Veering off to the right before getting to the falls, this trail is a narrow dirt path that is overgrown in some places. It takes you through a quiet stretch of woods before taking you by a peaceful pond with beautiful vistas of local mountains.
If you do this hike in the evening, you can expect it to be a bit buggy, especially around the pond.
- Distance: 6.2 miles (if you also go to Bakers Brook Falls; the loop itself is less than 1 mile)
- Elevation Gain: 810 feet
- Estimated Time: 3-4 hours
Cow Head Peninsula (Lighthouse Trail + Peninsula Point)
Originally settled in the 1800s, Cow Head has great views of Gros Morne National Park and one of the longest sandy beaches in the area in Shallow Bay Beach.
We highly recommend taking the trail out to the lighthouse and the point of Cow Head Peninsula, where you can get amazing views of the area where the ocean crashes to shore and the surrounding landscape.
- Distance: 2.0-mile loop for just the lighthouse; 3 miles to continue on to the point
- Elevation Gain: 196 feet
- Estimated Time: 45 minutes – 1.5 hours (if you continue on to the point)
Gros Morne National Park Hiking Overall
Gros Morne National Park is the perfect place for the outdoor adventurer and nature lover. We were in awe of how special this destination is. Hiking is a great way to experience the park, but there is plenty more to discover beyond the trails as well!
For a full experience in the park, we recommend at least 4-7 days if you have it! It can also be a good idea to plan for inclement weather as you decide how long to stay in and around the park.
PLAN YOUR TRIP TO GROS MORNE
Getting to Newfoundland
Where To Stay
Gros Morne National Park Campgrounds:
- Berry Hill Campground
- Green Point Campground
- Lomond Campground
- Shallow Bay Campground
- Trout River Campground
Private Campgrounds & RV Parks Near Gros Morne:
- The Water’s Edge RV Park, Shoal Brook NL
- Elephants Head RV Park, Trout River NL
- Gros Morne/Norris Point KOA
Hotels, Cabins, & More:
Booking.com is a great place to easily search through local accommodations and quickly compare availability and pricing to land the best deals.
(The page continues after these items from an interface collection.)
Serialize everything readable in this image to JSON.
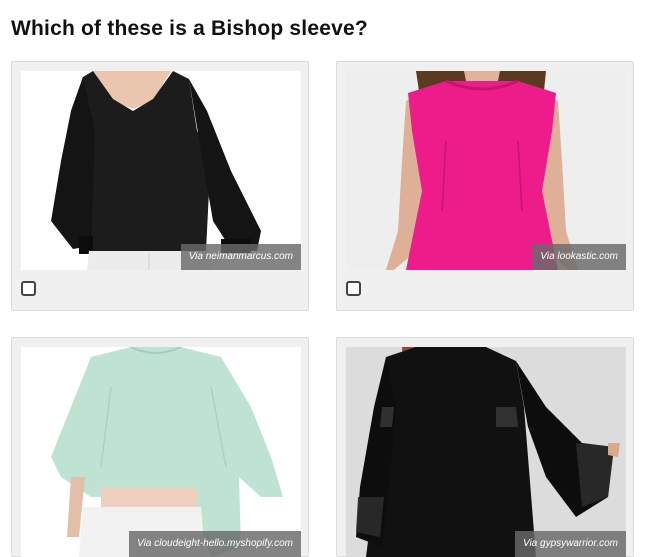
{
  "question": {
    "title": "Which of these is a Bishop sleeve?"
  },
  "options": [
    {
      "credit": "Via neimanmarcus.com",
      "checked": false
    },
    {
      "credit": "Via lookastic.com",
      "checked": false
    },
    {
      "credit": "Via cloudeight-hello.myshopify.com",
      "checked": false
    },
    {
      "credit": "Via gypsywarrior.com",
      "checked": false
    }
  ],
  "colors": {
    "card_bg": "#f0f0f0",
    "option1_garment": "#1a1a1a",
    "option2_garment": "#ee1c8a",
    "option3_garment": "#bfe3d3",
    "option4_garment": "#0f0f0f"
  }
}
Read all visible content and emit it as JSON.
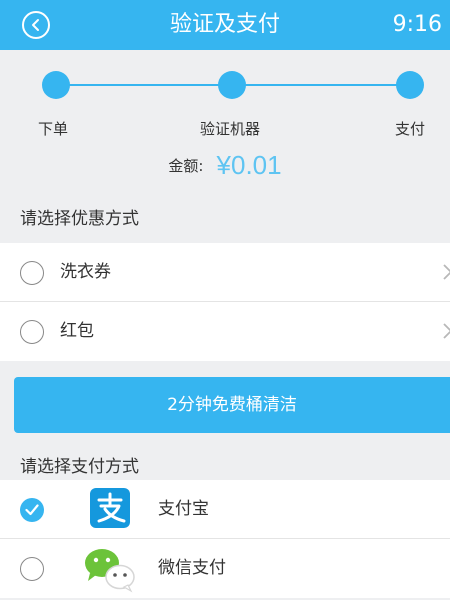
{
  "header": {
    "title": "验证及支付",
    "time": "9:16"
  },
  "steps": [
    {
      "label": "下单"
    },
    {
      "label": "验证机器"
    },
    {
      "label": "支付"
    }
  ],
  "amount": {
    "label": "金额:",
    "value": "¥0.01"
  },
  "discount": {
    "title": "请选择优惠方式",
    "options": [
      {
        "label": "洗衣券",
        "selected": false
      },
      {
        "label": "红包",
        "selected": false
      }
    ]
  },
  "clean_button": {
    "label": "2分钟免费桶清洁"
  },
  "payment": {
    "title": "请选择支付方式",
    "methods": [
      {
        "label": "支付宝",
        "icon": "alipay-icon",
        "selected": true
      },
      {
        "label": "微信支付",
        "icon": "wechat-icon",
        "selected": false
      }
    ]
  },
  "colors": {
    "accent": "#36b5f0",
    "amount": "#5ec4f2",
    "background": "#eeeff1"
  }
}
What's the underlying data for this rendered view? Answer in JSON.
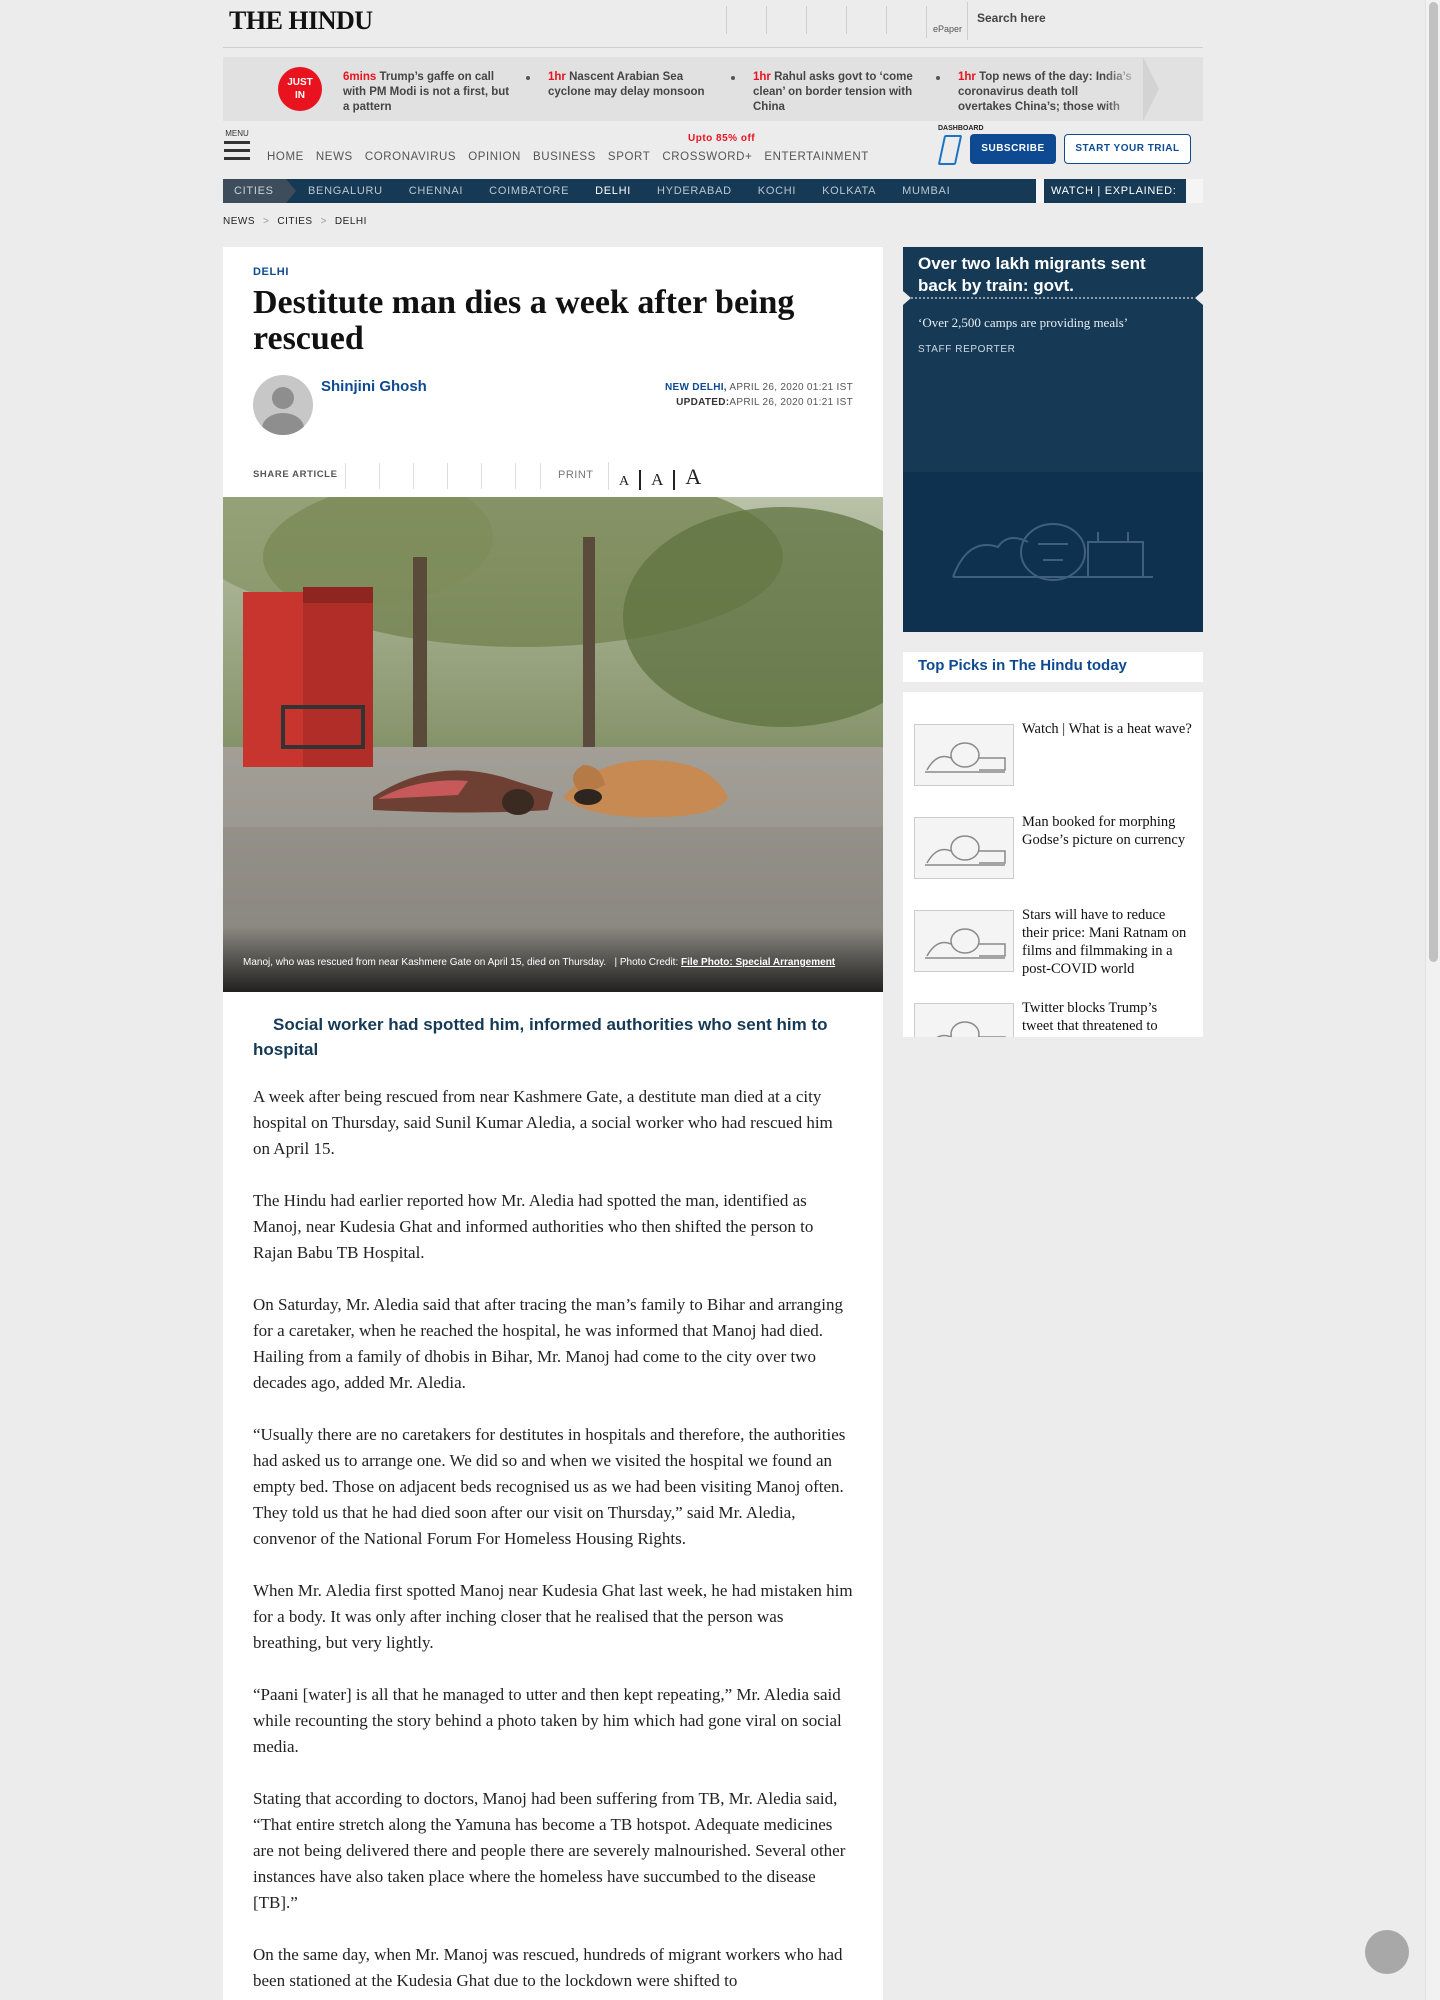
{
  "header": {
    "logo_text": "THE HINDU",
    "epaper_label": "ePaper",
    "search_placeholder": "Search here"
  },
  "just_in": {
    "badge": "JUST IN",
    "items": [
      {
        "time": "6mins",
        "text": "Trump’s gaffe on call with PM Modi is not a first, but a pattern"
      },
      {
        "time": "1hr",
        "text": "Nascent Arabian Sea cyclone may delay monsoon"
      },
      {
        "time": "1hr",
        "text": "Rahul asks govt to ‘come clean’ on border tension with China"
      },
      {
        "time": "1hr",
        "text": "Top news of the day: India’s coronavirus death toll overtakes China’s; those with"
      }
    ]
  },
  "nav": {
    "menu_label": "MENU",
    "items": [
      "HOME",
      "NEWS",
      "CORONAVIRUS",
      "OPINION",
      "BUSINESS",
      "SPORT",
      "CROSSWORD+",
      "ENTERTAINMENT"
    ],
    "crossword_badge": "Upto 85% off",
    "dashboard_label": "DASHBOARD",
    "subscribe_label": "SUBSCRIBE",
    "trial_label": "START YOUR TRIAL"
  },
  "city_bar": {
    "label": "CITIES",
    "cities": [
      "BENGALURU",
      "CHENNAI",
      "COIMBATORE",
      "DELHI",
      "HYDERABAD",
      "KOCHI",
      "KOLKATA",
      "MUMBAI"
    ],
    "active": "DELHI",
    "watch_label": "WATCH",
    "explained_label": "EXPLAINED:"
  },
  "breadcrumb": [
    "NEWS",
    "CITIES",
    "DELHI"
  ],
  "article": {
    "kicker": "DELHI",
    "headline": "Destitute man dies a week after being rescued",
    "author": "Shinjini Ghosh",
    "dateline_place": "NEW DELHI,",
    "dateline_date": "APRIL 26, 2020 01:21 IST",
    "updated_label": "UPDATED:",
    "updated_date": "APRIL 26, 2020 01:21 IST",
    "share_label": "SHARE ARTICLE",
    "print_label": "PRINT",
    "font_sizes": [
      "A",
      "A",
      "A"
    ],
    "caption": "Manoj, who was rescued from near Kashmere Gate on April 15, died on Thursday.",
    "photo_credit_label": "| Photo Credit:",
    "photo_credit": "File Photo: Special Arrangement",
    "deck": "Social worker had spotted him, informed authorities who sent him to hospital",
    "paragraphs": [
      "A week after being rescued from near Kashmere Gate, a destitute man died at a city hospital on Thursday, said Sunil Kumar Aledia, a social worker who had rescued him on April 15.",
      "The Hindu had earlier reported how Mr. Aledia had spotted the man, identified as Manoj, near Kudesia Ghat and informed authorities who then shifted the person to Rajan Babu TB Hospital.",
      "On Saturday, Mr. Aledia said that after tracing the man’s family to Bihar and arranging for a caretaker, when he reached the hospital, he was informed that Manoj had died. Hailing from a family of dhobis in Bihar, Mr. Manoj had come to the city over two decades ago, added Mr. Aledia.",
      "“Usually there are no caretakers for destitutes in hospitals and therefore, the authorities had asked us to arrange one. We did so and when we visited the hospital we found an empty bed. Those on adjacent beds recognised us as we had been visiting Manoj often. They told us that he had died soon after our visit on Thursday,” said Mr. Aledia, convenor of the National Forum For Homeless Housing Rights.",
      "When Mr. Aledia first spotted Manoj near Kudesia Ghat last week, he had mistaken him for a body. It was only after inching closer that he realised that the person was breathing, but very lightly.",
      "“Paani [water] is all that he managed to utter and then kept repeating,” Mr. Aledia said while recounting the story behind a photo taken by him which had gone viral on social media.",
      "Stating that according to doctors, Manoj had been suffering from TB, Mr. Aledia said, “That entire stretch along the Yamuna has become a TB hotspot. Adequate medicines are not being delivered there and people there are severely malnourished. Several other instances have also taken place where the homeless have succumbed to the disease [TB].”",
      "On the same day, when Mr. Manoj was rescued, hundreds of migrant workers who had been stationed at the Kudesia Ghat due to the lockdown were shifted to"
    ]
  },
  "sidebar": {
    "promo_title": "Over two lakh migrants sent back by train: govt.",
    "promo_sub": "‘Over 2,500 camps are providing meals’",
    "promo_reporter": "STAFF REPORTER",
    "top_picks_title": "Top Picks in The Hindu today",
    "top_picks": [
      "Watch | What is a heat wave?",
      "Man booked for morphing Godse’s picture on currency",
      "Stars will have to reduce their price: Mani Ratnam on films and filmmaking in a post-COVID world",
      "Twitter blocks Trump’s tweet that threatened to"
    ]
  },
  "colors": {
    "brand_blue": "#0e4a92",
    "navy": "#163a56",
    "red": "#e8131f"
  }
}
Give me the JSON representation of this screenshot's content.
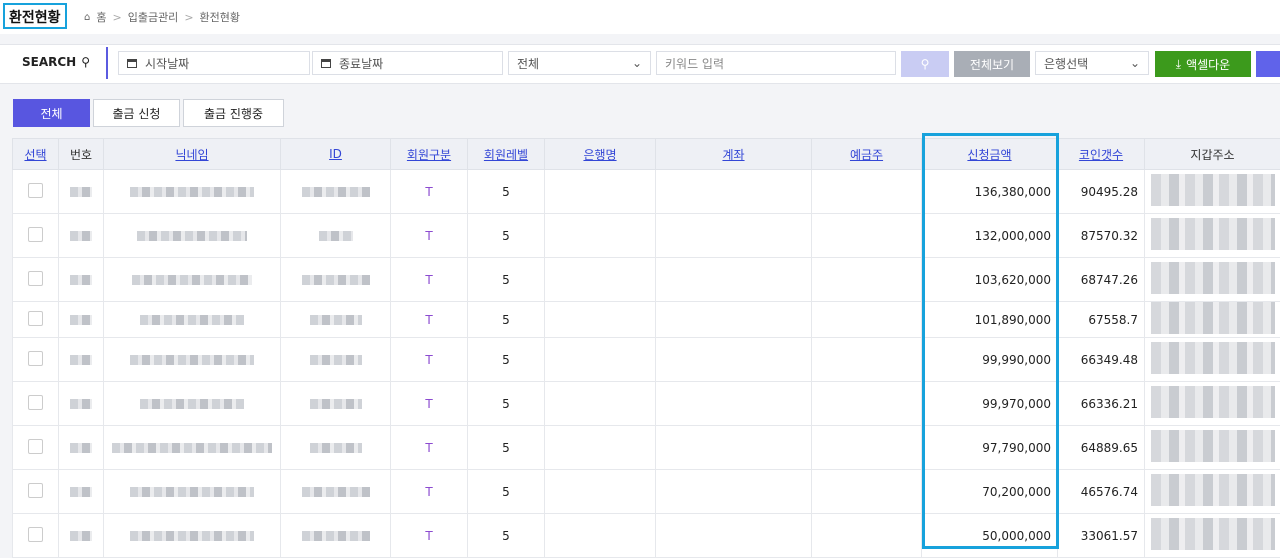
{
  "header": {
    "title": "환전현황",
    "breadcrumb": [
      "홈",
      "입출금관리",
      "환전현황"
    ]
  },
  "search": {
    "label": "SEARCH",
    "start_date_placeholder": "시작날짜",
    "end_date_placeholder": "종료날짜",
    "filter_selected": "전체",
    "keyword_placeholder": "키워드 입력",
    "view_all_label": "전체보기",
    "bank_select": "은행선택",
    "excel_label": "액셀다운"
  },
  "tabs": [
    "전체",
    "출금 신청",
    "출금 진행중"
  ],
  "table": {
    "columns": [
      "선택",
      "번호",
      "닉네임",
      "ID",
      "회원구분",
      "회원레벨",
      "은행명",
      "계좌",
      "예금주",
      "신청금액",
      "코인갯수",
      "지갑주소"
    ],
    "rows": [
      {
        "type": "T",
        "level": "5",
        "amount": "136,380,000",
        "coins": "90495.28"
      },
      {
        "type": "T",
        "level": "5",
        "amount": "132,000,000",
        "coins": "87570.32"
      },
      {
        "type": "T",
        "level": "5",
        "amount": "103,620,000",
        "coins": "68747.26"
      },
      {
        "type": "T",
        "level": "5",
        "amount": "101,890,000",
        "coins": "67558.7"
      },
      {
        "type": "T",
        "level": "5",
        "amount": "99,990,000",
        "coins": "66349.48"
      },
      {
        "type": "T",
        "level": "5",
        "amount": "99,970,000",
        "coins": "66336.21"
      },
      {
        "type": "T",
        "level": "5",
        "amount": "97,790,000",
        "coins": "64889.65"
      },
      {
        "type": "T",
        "level": "5",
        "amount": "70,200,000",
        "coins": "46576.74"
      },
      {
        "type": "T",
        "level": "5",
        "amount": "50,000,000",
        "coins": "33061.57"
      }
    ]
  },
  "colors": {
    "accent": "#5856e0",
    "highlight": "#17a2dc",
    "excel": "#3c9a1c",
    "link": "#3346d6"
  }
}
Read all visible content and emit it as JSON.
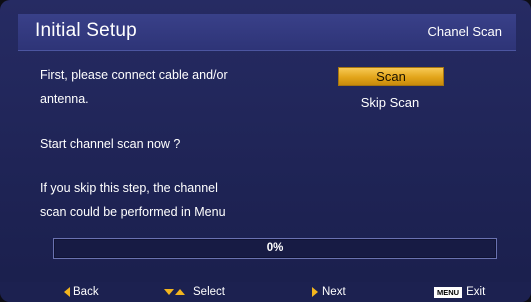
{
  "header": {
    "title": "Initial Setup",
    "subtitle": "Chanel Scan"
  },
  "body": {
    "line1": "First, please connect cable and/or",
    "line2": "antenna.",
    "question": "Start channel scan now ?",
    "skip_line1": "If you skip this step, the channel",
    "skip_line2": "scan could be performed in Menu"
  },
  "buttons": {
    "scan": "Scan",
    "skip": "Skip Scan"
  },
  "progress": {
    "percent_label": "0%",
    "value": 0
  },
  "footer": {
    "back": "Back",
    "select": "Select",
    "next": "Next",
    "menu_key": "MENU",
    "exit": "Exit"
  },
  "colors": {
    "highlight": "#f2b51e",
    "background": "#22275a"
  }
}
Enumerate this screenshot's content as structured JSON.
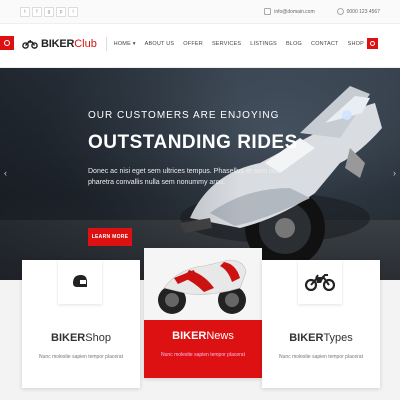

Popular areas to stay near the park include:
What To Pack
The weather in Newfoundland can be unpredictable and change quickly and bugs can be a real nuisance. Here are some things to bring with you:
- Mosquito head net
- Waterproof hiking shoes (trails can be muddy and wet and my Columbia Peakfreak hiking shoes held up amazingly well)
- Sun shirt (these are great to hike in to protect you from the sun with built-in UPF, bugs, and help with moderating body temperature)
- Rain jacket
- Sunscreen, bug spray
- Hiking backpack, hiking poles
Our Go-To Hiking App
We highly recommend extending your trip to Newfoundland beyond Gros Morne! Some other amazing stops we enjoyed on our 5-week trip included:
- Iceberg viewing and biking history in Lanse aux Meadows and St. Anthony (article coming soon)
- Icebergs, whale watching, and coastal trails in Twillingate (article coming soon)
- Remote trails, boreal forest, and wildlife in Terra Nova National Park (article coming soon)
- Puffins, amazing coastal trails, whales, and historic sites on the Bonavista Peninsula (article coming soon)
- Driving the Irish Loop on the Avalon Peninsula (article coming soon)
- History, Food, and Fun in Newfoundland’s largest city, St. John’s